British Prime Minister Boris Johnson Wednesday, during questioning from members of parliament regarding U.S. protests, said "of course black lives matter," and defended the right to peacefully protest.
Johnson made the remarks during questioning from Scottish National Party Leader Ian Blackford, who pressed him to comment on the U.S. protests sparked by last week's death of George Floyd, the African American man who died while in police custody in Minneapolis.
Johnson said he totally understands "the anger, the grief that is felt not just in America, but around the world and in our country as well.," and said he supports the right to protest. His only point, he said, was "that protests should be carried out lawfully. And in this country protests should be carried out in accordance with our rules on social distancing."
Opposition members also questioned Johnson on reports he was taking direct control of the COVID-19 response in the country. Opposition Labour Party Leader Keir Starmer said the prime minister had promised to have a "test, track and trace" operation in place by the first of June. He said the man Johnson put in charge of that operation said himself it would not be ready until the end of the month.
Johnson insisted the operation had been up and running June 1 as he promised it would be. He added, as a result, thousands of people are "now following our guidance, following the law and self-isolating to stop the spread of the disease."

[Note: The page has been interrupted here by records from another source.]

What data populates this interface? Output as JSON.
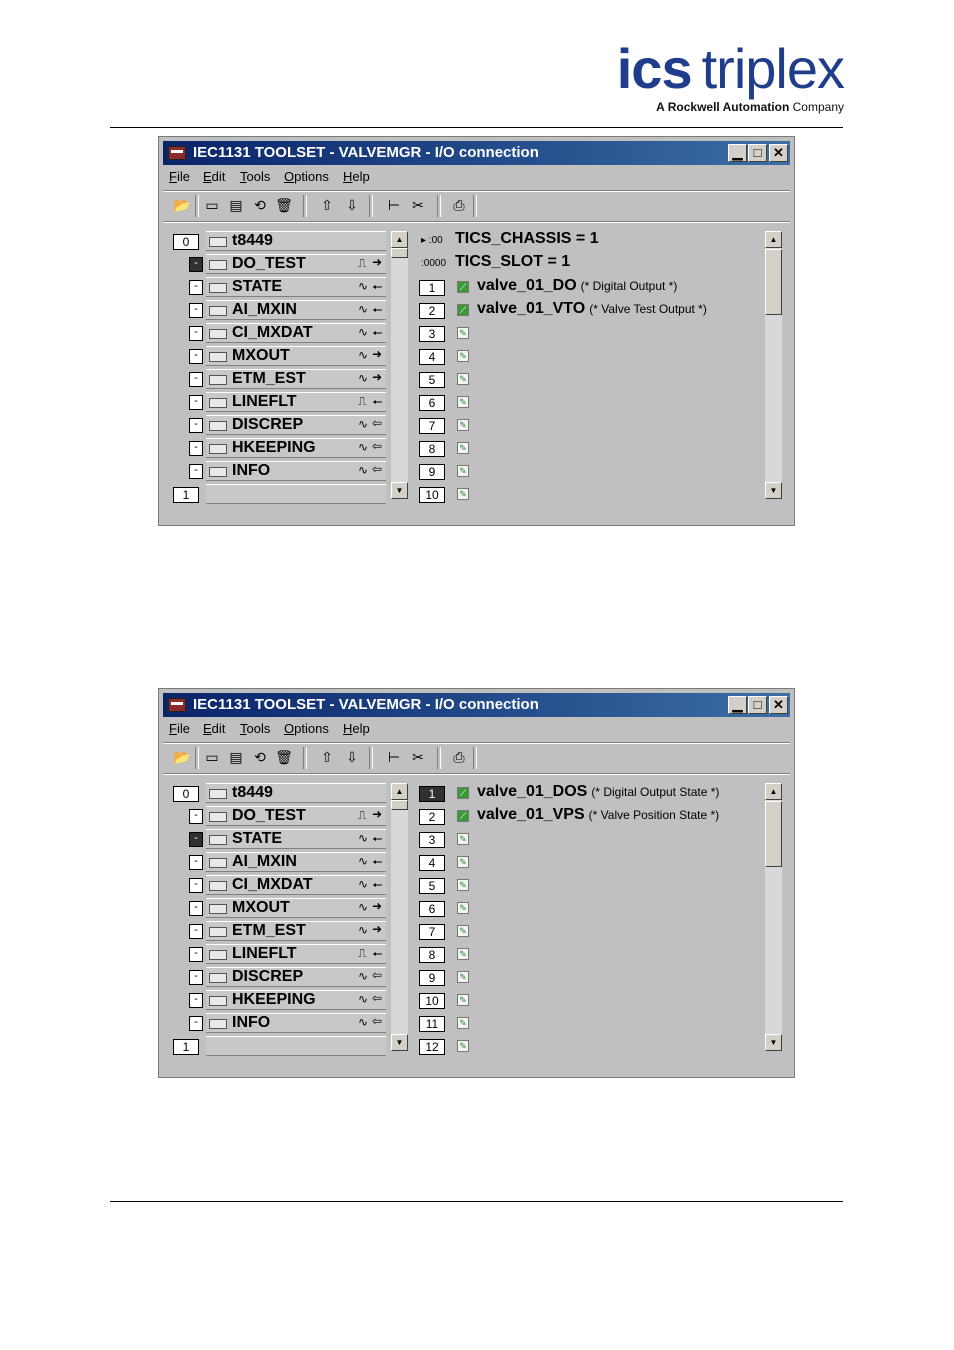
{
  "logo": {
    "main_a": "ics",
    "main_b": "triplex",
    "tag": "A Rockwell Automation",
    "tag_company": "Company"
  },
  "colors": {
    "logo_blue": "#1f3d8a",
    "titlebar": "#0a246a"
  },
  "windows": [
    {
      "title": "IEC1131 TOOLSET - VALVEMGR - I/O connection",
      "menu": [
        "File",
        "Edit",
        "Tools",
        "Options",
        "Help"
      ],
      "left": {
        "top_index": "0",
        "top_name": "t8449",
        "items": [
          {
            "mark": "-",
            "name": "DO_TEST",
            "kind": "⎍",
            "dir": "➜",
            "selected": true
          },
          {
            "mark": "-",
            "name": "STATE",
            "kind": "∿",
            "dir": "🠔",
            "selected": false
          },
          {
            "mark": "-",
            "name": "AI_MXIN",
            "kind": "∿",
            "dir": "🠔",
            "selected": false
          },
          {
            "mark": "-",
            "name": "CI_MXDAT",
            "kind": "∿",
            "dir": "🠔",
            "selected": false
          },
          {
            "mark": "-",
            "name": "MXOUT",
            "kind": "∿",
            "dir": "➜",
            "selected": false
          },
          {
            "mark": "-",
            "name": "ETM_EST",
            "kind": "∿",
            "dir": "➜",
            "selected": false
          },
          {
            "mark": "-",
            "name": "LINEFLT",
            "kind": "⎍",
            "dir": "🠔",
            "selected": false
          },
          {
            "mark": "-",
            "name": "DISCREP",
            "kind": "∿",
            "dir": "⇦",
            "selected": false
          },
          {
            "mark": "-",
            "name": "HKEEPING",
            "kind": "∿",
            "dir": "⇦",
            "selected": false
          },
          {
            "mark": "-",
            "name": "INFO",
            "kind": "∿",
            "dir": "⇦",
            "selected": false
          }
        ],
        "bottom_index": "1"
      },
      "right": {
        "headers": [
          {
            "icon": "▸ :00",
            "text": "TICS_CHASSIS = 1"
          },
          {
            "icon": ":0000",
            "text": "TICS_SLOT = 1"
          }
        ],
        "rows": [
          {
            "num": "1",
            "name": "valve_01_DO",
            "comment": "(* Digital Output *)",
            "dark": false,
            "on": true
          },
          {
            "num": "2",
            "name": "valve_01_VTO",
            "comment": "(* Valve Test Output *)",
            "dark": false,
            "on": true
          },
          {
            "num": "3",
            "name": "",
            "comment": "",
            "dark": false,
            "on": false
          },
          {
            "num": "4",
            "name": "",
            "comment": "",
            "dark": false,
            "on": false
          },
          {
            "num": "5",
            "name": "",
            "comment": "",
            "dark": false,
            "on": false
          },
          {
            "num": "6",
            "name": "",
            "comment": "",
            "dark": false,
            "on": false
          },
          {
            "num": "7",
            "name": "",
            "comment": "",
            "dark": false,
            "on": false
          },
          {
            "num": "8",
            "name": "",
            "comment": "",
            "dark": false,
            "on": false
          },
          {
            "num": "9",
            "name": "",
            "comment": "",
            "dark": false,
            "on": false
          },
          {
            "num": "10",
            "name": "",
            "comment": "",
            "dark": false,
            "on": false
          }
        ]
      }
    },
    {
      "title": "IEC1131 TOOLSET - VALVEMGR - I/O connection",
      "menu": [
        "File",
        "Edit",
        "Tools",
        "Options",
        "Help"
      ],
      "left": {
        "top_index": "0",
        "top_name": "t8449",
        "items": [
          {
            "mark": "-",
            "name": "DO_TEST",
            "kind": "⎍",
            "dir": "➜",
            "selected": false
          },
          {
            "mark": "-",
            "name": "STATE",
            "kind": "∿",
            "dir": "🠔",
            "selected": true
          },
          {
            "mark": "-",
            "name": "AI_MXIN",
            "kind": "∿",
            "dir": "🠔",
            "selected": false
          },
          {
            "mark": "-",
            "name": "CI_MXDAT",
            "kind": "∿",
            "dir": "🠔",
            "selected": false
          },
          {
            "mark": "-",
            "name": "MXOUT",
            "kind": "∿",
            "dir": "➜",
            "selected": false
          },
          {
            "mark": "-",
            "name": "ETM_EST",
            "kind": "∿",
            "dir": "➜",
            "selected": false
          },
          {
            "mark": "-",
            "name": "LINEFLT",
            "kind": "⎍",
            "dir": "🠔",
            "selected": false
          },
          {
            "mark": "-",
            "name": "DISCREP",
            "kind": "∿",
            "dir": "⇦",
            "selected": false
          },
          {
            "mark": "-",
            "name": "HKEEPING",
            "kind": "∿",
            "dir": "⇦",
            "selected": false
          },
          {
            "mark": "-",
            "name": "INFO",
            "kind": "∿",
            "dir": "⇦",
            "selected": false
          }
        ],
        "bottom_index": "1"
      },
      "right": {
        "headers": [],
        "rows": [
          {
            "num": "1",
            "name": "valve_01_DOS",
            "comment": "(* Digital Output State *)",
            "dark": true,
            "on": true
          },
          {
            "num": "2",
            "name": "valve_01_VPS",
            "comment": "(* Valve Position State *)",
            "dark": false,
            "on": true
          },
          {
            "num": "3",
            "name": "",
            "comment": "",
            "dark": false,
            "on": false
          },
          {
            "num": "4",
            "name": "",
            "comment": "",
            "dark": false,
            "on": false
          },
          {
            "num": "5",
            "name": "",
            "comment": "",
            "dark": false,
            "on": false
          },
          {
            "num": "6",
            "name": "",
            "comment": "",
            "dark": false,
            "on": false
          },
          {
            "num": "7",
            "name": "",
            "comment": "",
            "dark": false,
            "on": false
          },
          {
            "num": "8",
            "name": "",
            "comment": "",
            "dark": false,
            "on": false
          },
          {
            "num": "9",
            "name": "",
            "comment": "",
            "dark": false,
            "on": false
          },
          {
            "num": "10",
            "name": "",
            "comment": "",
            "dark": false,
            "on": false
          },
          {
            "num": "11",
            "name": "",
            "comment": "",
            "dark": false,
            "on": false
          },
          {
            "num": "12",
            "name": "",
            "comment": "",
            "dark": false,
            "on": false
          }
        ]
      }
    }
  ]
}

The prime minister also said COVID-19 testing in Britain was going very well, and expects tests to be conducted much faster by the end of the month. He said 90 percent of tests are turned around within 48 hours and expects that to improve to within 24 hours by the end of June.